Thursday, Dec. 18, 2014
38 ° Mostly Cloudy
|Student||Renee Ellis ’15 and Katherine Killinger ‘14|
Dr. Alison Marganski|
|Course||Criminal Justice 350: Introduction to Social Research|

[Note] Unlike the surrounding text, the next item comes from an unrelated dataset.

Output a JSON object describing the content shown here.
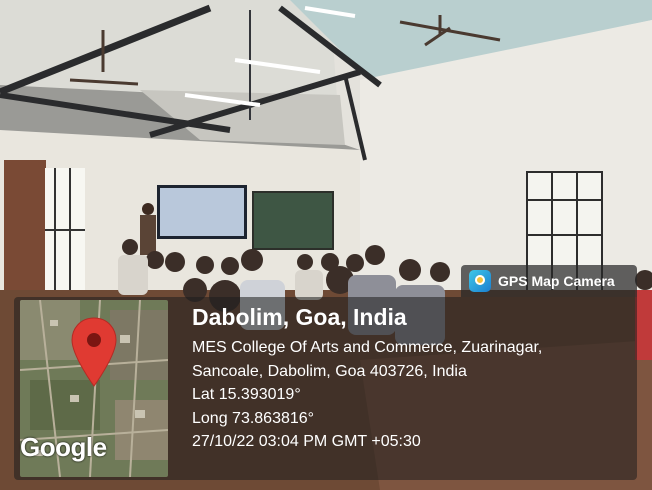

This study examined the differences in how victims of sexual violence are blamed depending on the type of relationship. Intimate partner and peer relationship violence were used as scenarios in our survey to gather data. A “peer” was defined as someone belonging to the same age and/or social group that one is familiar with. “Intimate partner” was defined as a person who is involved with another physically and/or emotionally. Surveys were distributed to three different classes as a convenience sample on the Virginia Wesleyan College campus. The participants were 43 voluntary undergraduate students. There was a significant relationship in how students defined rape depending on the relationship type between the victim and the offender. This study shows that a wider range of behavior can be perceived as acceptable in an intimate-partner relationship. This study indicates that additional research may be needed to determine if there is a need for better educating college students about intimate-partner violence and rape.